"Yes, many agree, but Wyatt's not done anything he can be legally prosecuted for. We know he promised the women husbands, but in a court of law he'd say the women, the orphanage, and Montgomery misunderstood. He would eventually set them free, once they worked off their debt to him. But considering the wages he'd pay, that would take a mighty long time. It isn't the first time he's used deceit to gain mine workers. Brought eight women out last year, and one by one they escaped. Found one this spring." The reverend shook his head. "Poor woman didn't make it."
A shadow crossed the marshall's features. "I thought once that Jackson and Glory had met the same fate."
"Yes, Jackson and Glory were fortunate to survive that blizzard." The pastor beamed. "Wouldn't have, without Glory's common sense."

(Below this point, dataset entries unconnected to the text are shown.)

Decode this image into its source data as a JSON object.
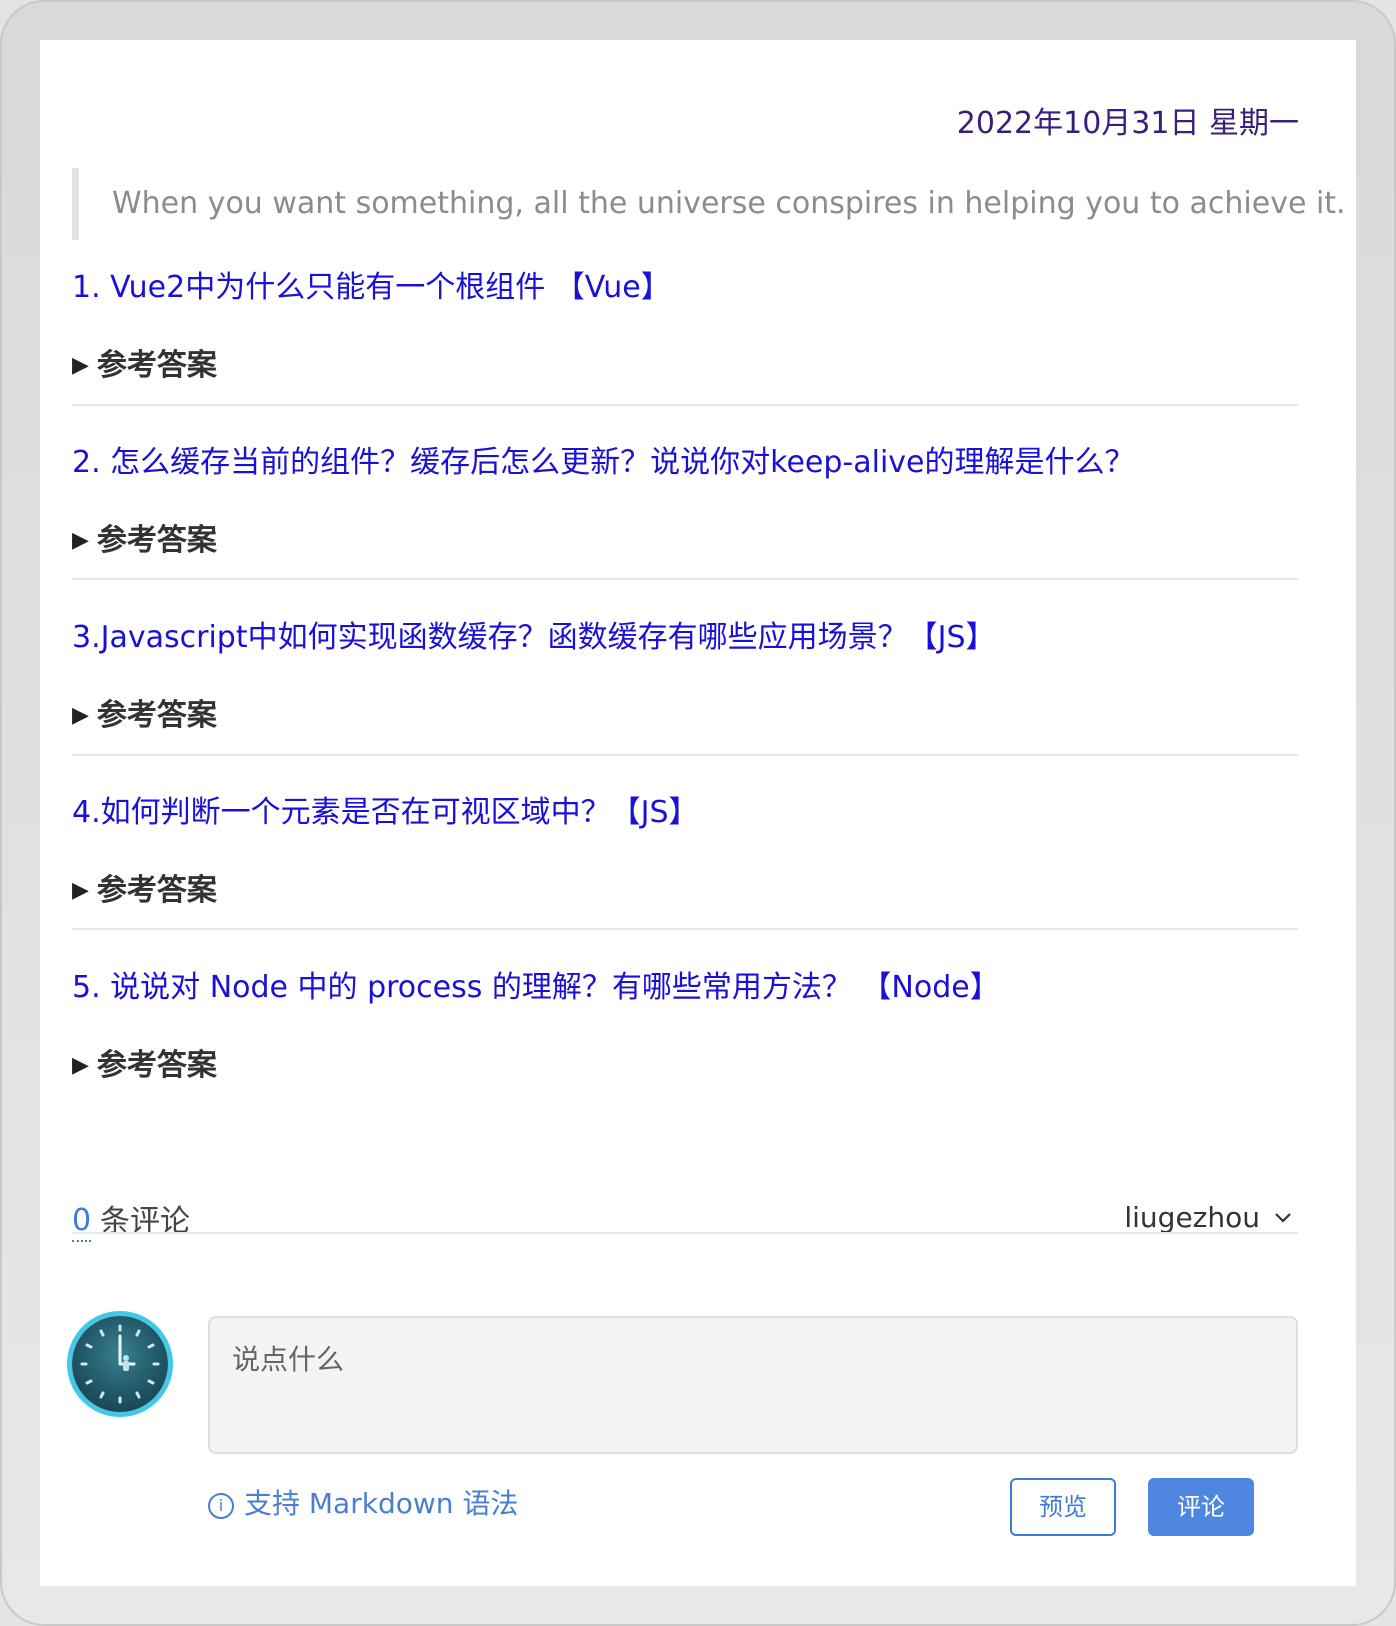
{
  "date": "2022年10月31日 星期一",
  "quote": "When you want something, all the universe conspires in helping you to achieve it.",
  "questions": [
    {
      "title": "1. Vue2中为什么只能有一个根组件 【Vue】",
      "answer_label": "参考答案"
    },
    {
      "title": "2. 怎么缓存当前的组件？缓存后怎么更新？说说你对keep-alive的理解是什么？",
      "answer_label": "参考答案"
    },
    {
      "title": "3.Javascript中如何实现函数缓存？函数缓存有哪些应用场景？【JS】",
      "answer_label": "参考答案"
    },
    {
      "title": "4.如何判断一个元素是否在可视区域中？【JS】",
      "answer_label": "参考答案"
    },
    {
      "title": "5. 说说对 Node 中的 process 的理解？有哪些常用方法？ 【Node】",
      "answer_label": "参考答案"
    }
  ],
  "comments": {
    "count": "0",
    "label": "条评论",
    "user": "liugezhou",
    "placeholder": "说点什么",
    "markdown_hint": "支持 Markdown 语法",
    "preview_button": "预览",
    "submit_button": "评论"
  },
  "colors": {
    "question_link": "#1a10d8",
    "accent": "#4f86e0",
    "date": "#3a1f7a"
  },
  "icons": {
    "answer_toggle": "triangle-right-icon",
    "user_menu": "chevron-down-icon",
    "info": "info-icon",
    "avatar": "clock-avatar"
  }
}
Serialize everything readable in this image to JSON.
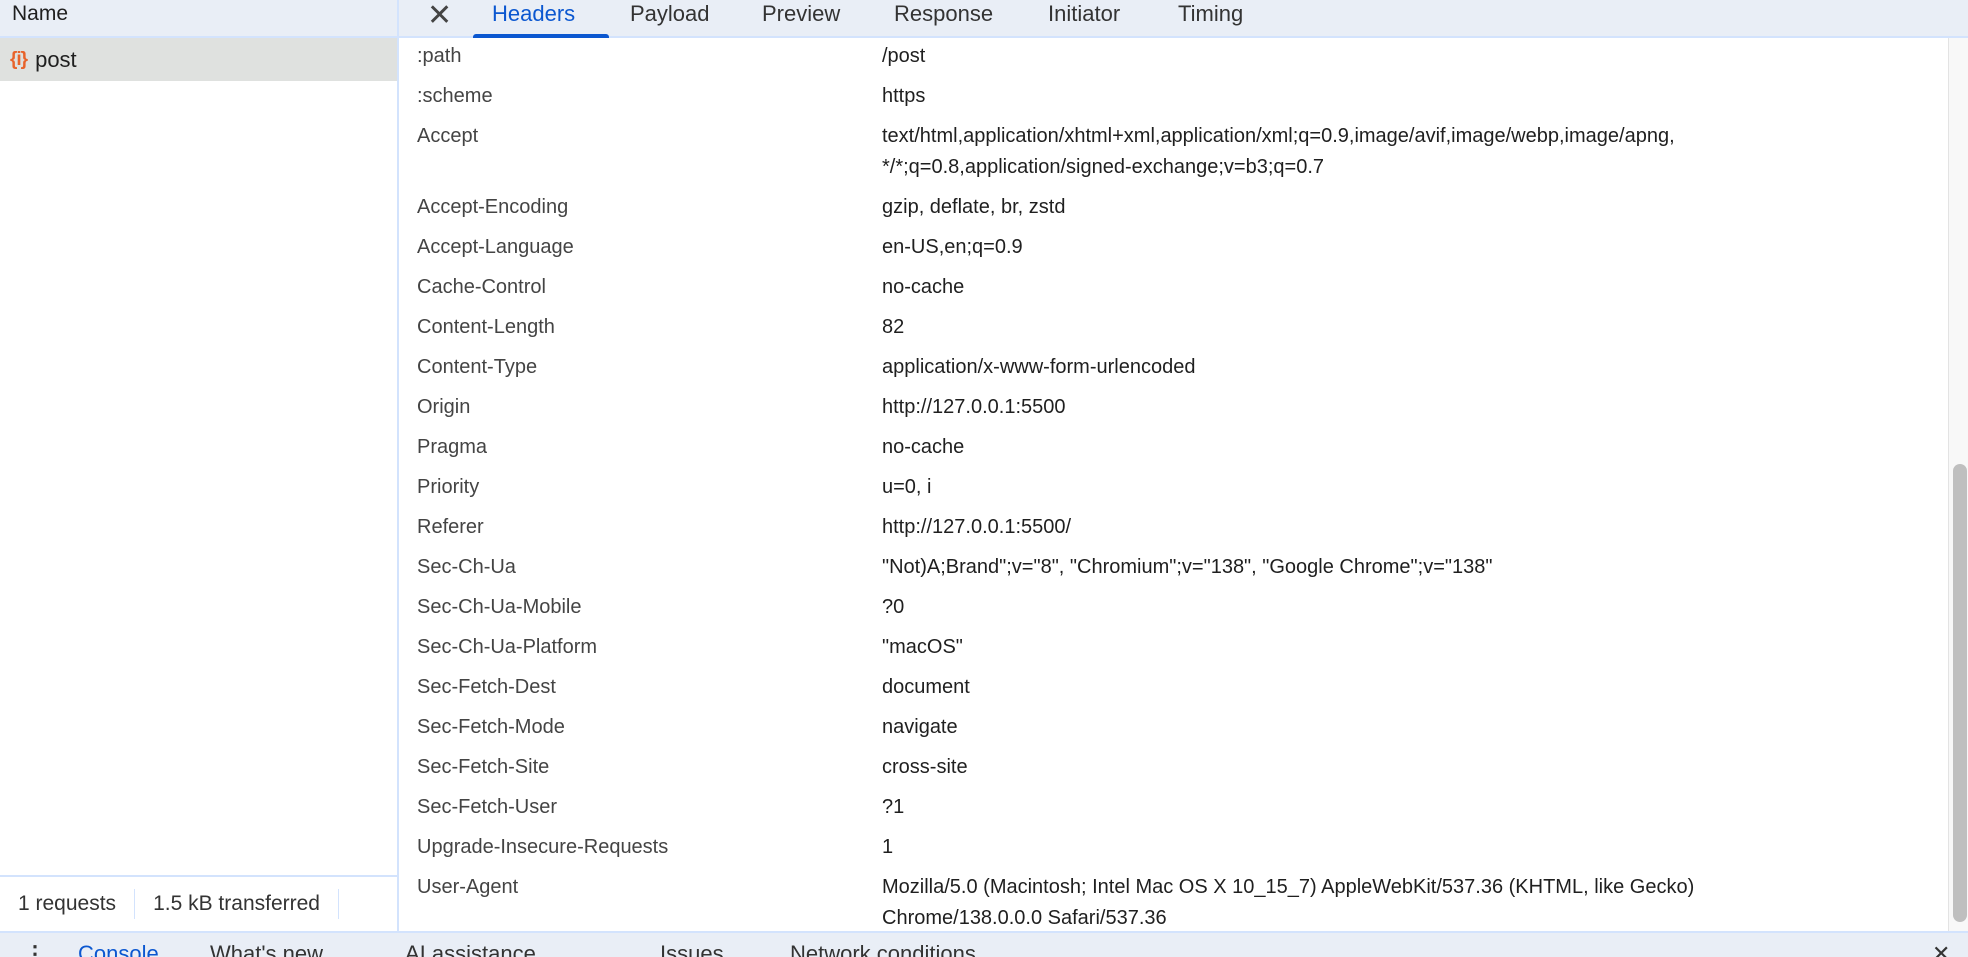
{
  "request_list": {
    "column_header": "Name",
    "items": [
      {
        "icon": "fetch-json-icon",
        "icon_glyph": "{i}",
        "name": "post"
      }
    ],
    "status": {
      "requests": "1 requests",
      "transferred": "1.5 kB transferred"
    }
  },
  "detail_tabs": {
    "close_glyph": "✕",
    "tabs": [
      "Headers",
      "Payload",
      "Preview",
      "Response",
      "Initiator",
      "Timing"
    ],
    "selected": "Headers"
  },
  "headers": [
    {
      "name": ":path",
      "value": [
        "/post"
      ]
    },
    {
      "name": ":scheme",
      "value": [
        "https"
      ]
    },
    {
      "name": "Accept",
      "value": [
        "text/html,application/xhtml+xml,application/xml;q=0.9,image/avif,image/webp,image/apng,",
        "*/*;q=0.8,application/signed-exchange;v=b3;q=0.7"
      ]
    },
    {
      "name": "Accept-Encoding",
      "value": [
        "gzip, deflate, br, zstd"
      ]
    },
    {
      "name": "Accept-Language",
      "value": [
        "en-US,en;q=0.9"
      ]
    },
    {
      "name": "Cache-Control",
      "value": [
        "no-cache"
      ]
    },
    {
      "name": "Content-Length",
      "value": [
        "82"
      ]
    },
    {
      "name": "Content-Type",
      "value": [
        "application/x-www-form-urlencoded"
      ]
    },
    {
      "name": "Origin",
      "value": [
        "http://127.0.0.1:5500"
      ]
    },
    {
      "name": "Pragma",
      "value": [
        "no-cache"
      ]
    },
    {
      "name": "Priority",
      "value": [
        "u=0, i"
      ]
    },
    {
      "name": "Referer",
      "value": [
        "http://127.0.0.1:5500/"
      ]
    },
    {
      "name": "Sec-Ch-Ua",
      "value": [
        "\"Not)A;Brand\";v=\"8\", \"Chromium\";v=\"138\", \"Google Chrome\";v=\"138\""
      ]
    },
    {
      "name": "Sec-Ch-Ua-Mobile",
      "value": [
        "?0"
      ]
    },
    {
      "name": "Sec-Ch-Ua-Platform",
      "value": [
        "\"macOS\""
      ]
    },
    {
      "name": "Sec-Fetch-Dest",
      "value": [
        "document"
      ]
    },
    {
      "name": "Sec-Fetch-Mode",
      "value": [
        "navigate"
      ]
    },
    {
      "name": "Sec-Fetch-Site",
      "value": [
        "cross-site"
      ]
    },
    {
      "name": "Sec-Fetch-User",
      "value": [
        "?1"
      ]
    },
    {
      "name": "Upgrade-Insecure-Requests",
      "value": [
        "1"
      ]
    },
    {
      "name": "User-Agent",
      "value": [
        "Mozilla/5.0 (Macintosh; Intel Mac OS X 10_15_7) AppleWebKit/537.36 (KHTML, like Gecko)",
        "Chrome/138.0.0.0 Safari/537.36"
      ]
    }
  ],
  "drawer": {
    "tabs": [
      "Console",
      "What's new",
      "AI assistance",
      "Issues",
      "Network conditions"
    ],
    "selected": "Console"
  },
  "colors": {
    "accent": "#0b57d0",
    "selected_row": "#dfe1df",
    "toolbar": "#e9eef6",
    "fetch_icon": "#e8632b"
  }
}
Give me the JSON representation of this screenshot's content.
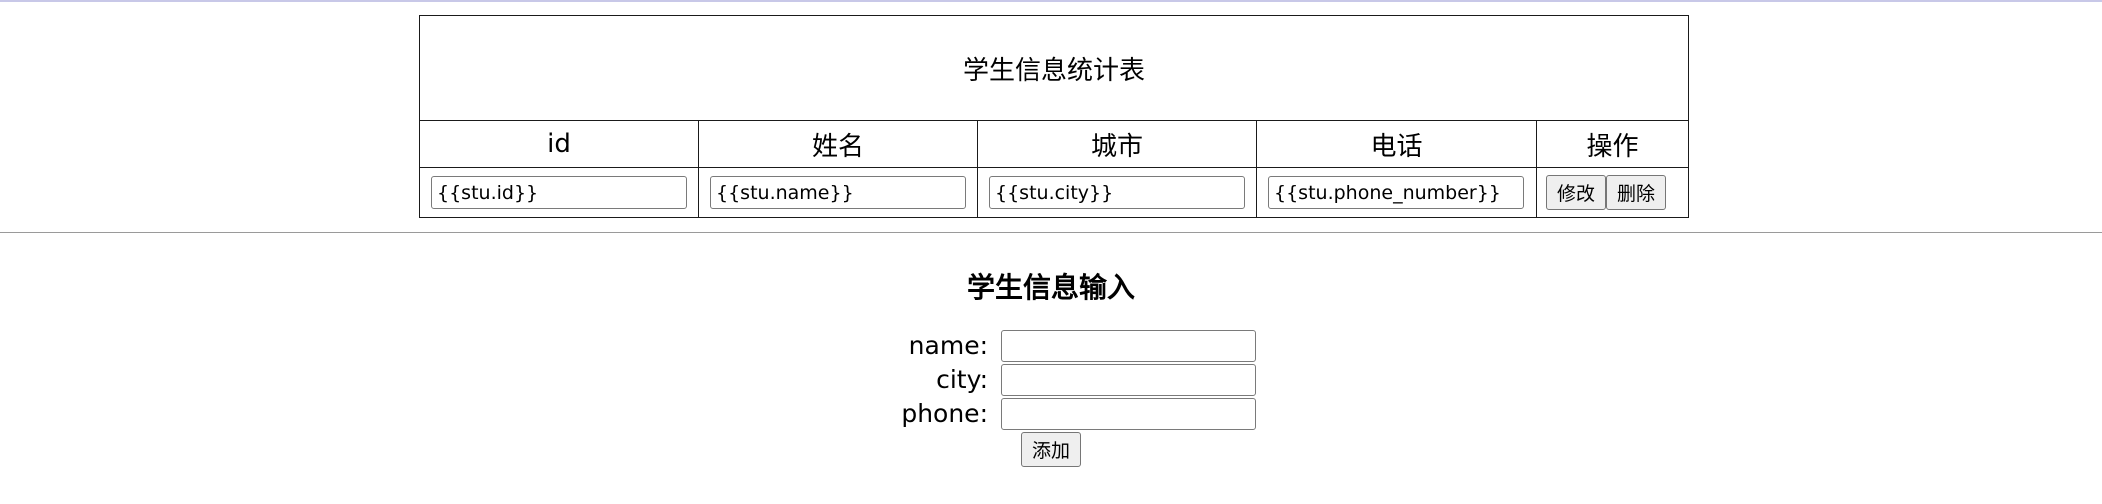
{
  "table": {
    "caption": "学生信息统计表",
    "headers": {
      "id": "id",
      "name": "姓名",
      "city": "城市",
      "phone": "电话",
      "ops": "操作"
    },
    "row": {
      "id_value": "{{stu.id}}",
      "name_value": "{{stu.name}}",
      "city_value": "{{stu.city}}",
      "phone_value": "{{stu.phone_number}}",
      "edit_label": "修改",
      "delete_label": "删除"
    }
  },
  "form": {
    "title": "学生信息输入",
    "name_label": "name:",
    "city_label": "city:",
    "phone_label": "phone:",
    "name_value": "",
    "city_value": "",
    "phone_value": "",
    "add_label": "添加"
  }
}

"No." Dylan watched the laughing bride and groom. "She's quite a woman."
Arthur nodded. "Colorado's rough territory. A man can freeze to death in no time."
Sobering, the minister's gaze rested on Mary, who was smiling up at Mayor Hopkins. The couple seemed to be enjoying each other's company.
"Now, there's the one I worry about. The poor thing coughs until she chokes. Won't be many men who'd want to take on such a responsibility."
Dylan agreed. Mary's asthma would make it difficult for her to find a husband. He looked at Harper and Lily, who were busy setting out platters of golden brown fried chicken. Harper was so independent and quick-tongued it would take a strong man to handle her. Lily would do okay for herself, and Patience wouldn't have any trouble finding a husband. She was the looker of the bunch.
His gaze moved back to Ruth. She was now conversing with a tall, lanky man who looked to be somewhere in his late twenties. The couple made a striking pair. The young man's carrot-colored hair and mahogany eyes complemented Ruth's black tresses and wide blue eyes. But Ruth was going to be trouble for any man who took her on. She was as prickly as a porcupine-and as quick to raise her defenses. Made a man wonder what was inside her.
Not him, of course, but some man-some good man looking to settle down.
Excerpted from Ruth by Lori Copeland Copyright © 2002 by Lori Copeland
Excerpted by permission. All rights reserved. No part of this excerpt may be reproduced or reprinted without permission in writing from the publisher.